■ **Activity**
Only a number is wanted here: the count of lines in the entries below that include the word "Navy".

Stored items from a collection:
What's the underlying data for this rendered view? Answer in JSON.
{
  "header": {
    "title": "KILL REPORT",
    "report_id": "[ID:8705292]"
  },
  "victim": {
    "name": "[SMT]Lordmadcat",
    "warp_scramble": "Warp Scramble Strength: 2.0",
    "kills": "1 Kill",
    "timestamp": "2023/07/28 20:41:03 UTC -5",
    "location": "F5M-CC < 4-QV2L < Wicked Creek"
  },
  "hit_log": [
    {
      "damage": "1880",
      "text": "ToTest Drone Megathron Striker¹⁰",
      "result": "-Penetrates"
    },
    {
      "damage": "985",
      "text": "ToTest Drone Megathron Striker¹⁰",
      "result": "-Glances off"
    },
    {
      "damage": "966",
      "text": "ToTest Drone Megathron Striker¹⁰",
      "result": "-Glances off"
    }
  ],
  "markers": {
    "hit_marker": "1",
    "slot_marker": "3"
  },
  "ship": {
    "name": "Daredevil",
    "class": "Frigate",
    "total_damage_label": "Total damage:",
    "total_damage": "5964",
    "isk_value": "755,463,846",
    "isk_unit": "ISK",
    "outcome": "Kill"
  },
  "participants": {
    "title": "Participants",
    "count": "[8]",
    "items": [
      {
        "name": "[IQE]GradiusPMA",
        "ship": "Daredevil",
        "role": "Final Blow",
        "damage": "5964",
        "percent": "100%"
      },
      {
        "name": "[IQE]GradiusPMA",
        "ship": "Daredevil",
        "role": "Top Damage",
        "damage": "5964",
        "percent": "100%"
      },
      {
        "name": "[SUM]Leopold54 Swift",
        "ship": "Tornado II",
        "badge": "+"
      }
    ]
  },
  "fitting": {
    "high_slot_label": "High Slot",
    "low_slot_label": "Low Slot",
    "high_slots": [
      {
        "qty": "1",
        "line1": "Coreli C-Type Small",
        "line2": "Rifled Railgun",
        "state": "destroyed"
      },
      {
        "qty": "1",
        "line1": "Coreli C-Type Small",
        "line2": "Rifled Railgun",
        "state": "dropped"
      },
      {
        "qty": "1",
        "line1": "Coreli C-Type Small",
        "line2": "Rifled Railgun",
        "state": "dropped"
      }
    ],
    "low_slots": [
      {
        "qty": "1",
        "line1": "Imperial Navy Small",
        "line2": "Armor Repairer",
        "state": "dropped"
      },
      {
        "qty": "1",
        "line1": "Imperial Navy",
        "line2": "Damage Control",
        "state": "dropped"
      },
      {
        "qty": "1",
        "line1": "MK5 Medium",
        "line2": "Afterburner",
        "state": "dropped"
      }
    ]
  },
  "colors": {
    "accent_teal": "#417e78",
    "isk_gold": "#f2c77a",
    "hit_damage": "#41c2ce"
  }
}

■ **Exercise output**
2